3 Dec 2015
When we feel connected, loved and we love, we see life with the clearest eyes. We see and feel the bigger ocean of awareness that is within us, we experience ourselves beyond fear.
We are also aware of the multiple benefits in being kind; but are we at times just kind for our own sake? Might the science of kindness take some of the magic and true meaning of it away?
Acts of Kindness to inspire
Before I arrived in Denmark three weeks ago, my brother had gone to where I was staying bringing bread, cheese, fruit, flowers and my favorite licorice. It was a beautiful gesture.
A couple of weeks prior my eldest son and I were at a cafe in Canberra when an elderly couple sat down at the table next to us. The man used a walker, and was clearly unwell, in fact they booth looked a little challenged by life. When it came to paying my son said to the waiter: ‘I will pay for table 17 as well.’
Both of these acts of kindness have inspired me, but also made me question how kind I am and what it takes to act in truly kind ways?
What kindness is and what it is not
A friend’s husband had parked his expensive car outside a coffee shop where he was waiting for a coffee, when someone placed a five dollar note attached to a post-it note in his hand – saying: ‘random acts of kindness please pass it on’. He felt puzzled; he did not need $5, as in a monetary sense it, meant nothing to him.
So what are the ingredients of kindness? Somehow it is not enough that the person felt kind giving $5 away. It might make him feel good but kindness exists within a relationship.
Kindness involves consideration for the other person, thoughtfulness and a little effort where we put aside our own agenda or preference for another human being.
It is easy to smile, open a door and be generally helpful, but a deeper kindness requires more than that. It requires me to put aside where I was heading and consider someone else and be prepared to alter my agenda for the day accordingly. In other words, stepping out of the drive system and into the contented system.
Paul Gilbert observes that we have Three Emotional Regulation Systems –
- The Threat System is anger, anxiety, disgust (panic); and is about fight, flight, faint or submission. Sounds like: ‘that is so unfair, I don’t know what to do, help!’
- Drive is about excitement, vitality, reward and resources, this is a motivating factor in moving towards what we think will give us pleasure. This state also involves the drive to avoid feeling bad (the state encouraged most in the West).
- Finally in the Contented state is where we feel safe, connected, calm and have an affiliate focus. When in this state there is a feeling of ‘enough,’ ‘of not wanting’, and of ‘all is well’.
The two first responses are often compulsive and self-centric; it is about what I need or what I want. In this space there is little concern for others. We might act with kindness, but it is often from the perspective of wanting to experience ourselves as ‘good’ or ‘kind’ rather than truly having tuned into the needs of another human. Mindfulness helps us to notice what state we are in and to shift into and stay in the Contented state.

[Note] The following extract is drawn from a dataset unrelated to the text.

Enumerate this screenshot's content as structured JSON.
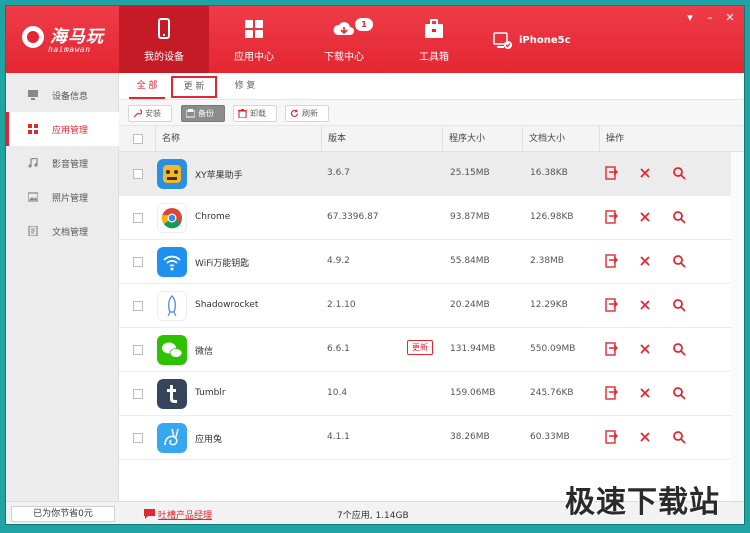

To stay in the Contented state during Christmas, try the following:
- Turn off your mobile, don’t check your email and do not do Facebook (there is very good research showing that we become more miserable when we do Facebook – and of course it takes us away from the present from where we are and who is around us).
- Sleep in.
- Enjoy the food and eat it mindfully.
- Focus on how you are going to be together, what would be some good-shared experiences?
- Consider people around you who may not have family around and include them in your Christmas.
Merry Christmas all